When your child doesn’t feel well, neither do you. To make things worse, the appetites and eating habits of children change when they’re ill (usually for the worse), and parents may struggle to get an ailing child to eat. Although your parents may have subscribed to the “feed a cold, starve a fever” philosophy, that advice has been replaced with recommendations that a child continue to be fed throughout an illness, rather than have her foods restricted.
Mary Silva, MS, RD, says that the best way to get a sick child to eat is to offer small, frequent meals in a gentle, encouraging manner. No matter how worried you become, do not try to force her to eat — that approach can backfire.
Offer up some comfort and warmth with foods and drinks that soothe kids from the inside out:
Chicken soup, of course, is the classic remedy for colds and sore throats. Research has shown that chicken soup has anti-inflammatory properties, reducing the movement of neutrophils — immune cells that stimulate the release of mucus. Both homemade and canned soups — even just the broth — are effective. If your child has an appetite, try adding some crumbled-up whole-wheat crackers or cooked macaroni.
Tomato Soup with Milk
Tomato soup is a great way to feed your child without her realizing that she is eating with a sore throat. Cut tomato soup’s high acid content (which may not feel good on her throat) with milk. Simply dilute the tomato soup with milk rather than water. Your child will drink the creamy, delicious concoction right up.
When it’s chilly outside, nothing warms your child up like a cup of warm cider. Make your own using water, cinnamon, apples and allspice, or warm up some diluted apple juice and throw in a few cinnamon sticks for flavor.
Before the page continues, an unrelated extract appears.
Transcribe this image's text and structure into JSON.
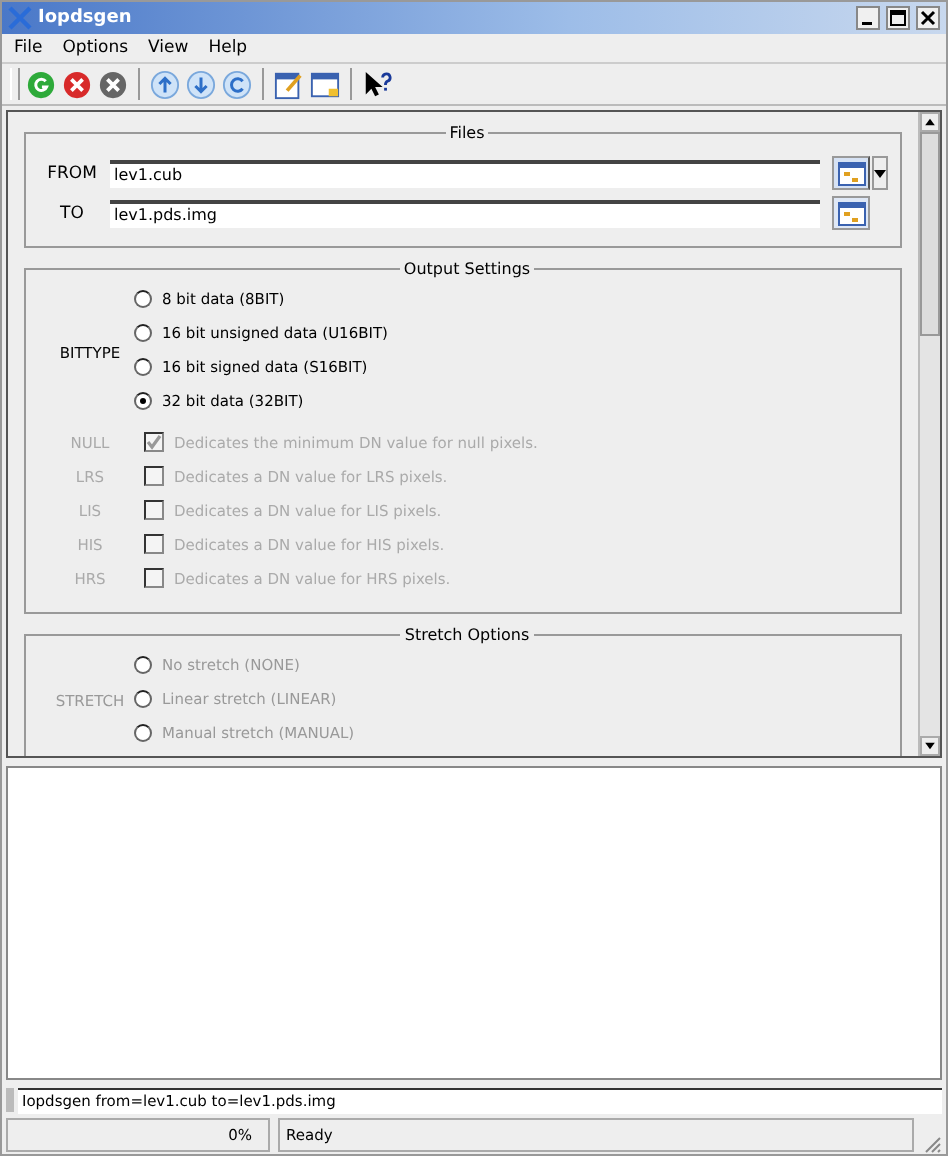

Canned Chicken Broth
Shake a can of chicken broth well and heat it up for your child. The heat will help soothe the throat, and your child will get some nutrition from the chicken broth. You might even want to float a few tiny saltine cracker bits in the cup. Your child will enjoy trying to catch the tiny, soggy morsels as he drinks the warm broth.
Warm, Fresh Lemonade
Use an old-fashioned juicer to squeeze pulp from the fruit. Mix the fruit juice well with sugar to make a syrup. Add warm water and stir well to make a warm lemonade. This warm drink hydrates the body and soothes sore throats. This drink also serves as a source of vitamin C.
Orange juice/ginger ale
This isn’t an either/or: It’s orange juice mixed with ginger ale — half and half — over ice, because, for some reason, orange juice tastes the worst just when you need it most. The ginger ale cuts the acidity, and its bubbliness adds some fun to a time when not much is interesting to your child.
While these may not top the list of “most nutritious snacks,” add an oatmeal and raisin cookie to your child’s lunch. It’s great comfort food, healthier than most other cookie options, and is sure to put a smile on any sick child’s face.
No matter which strategies you choose, don’t forget extra cuddle time!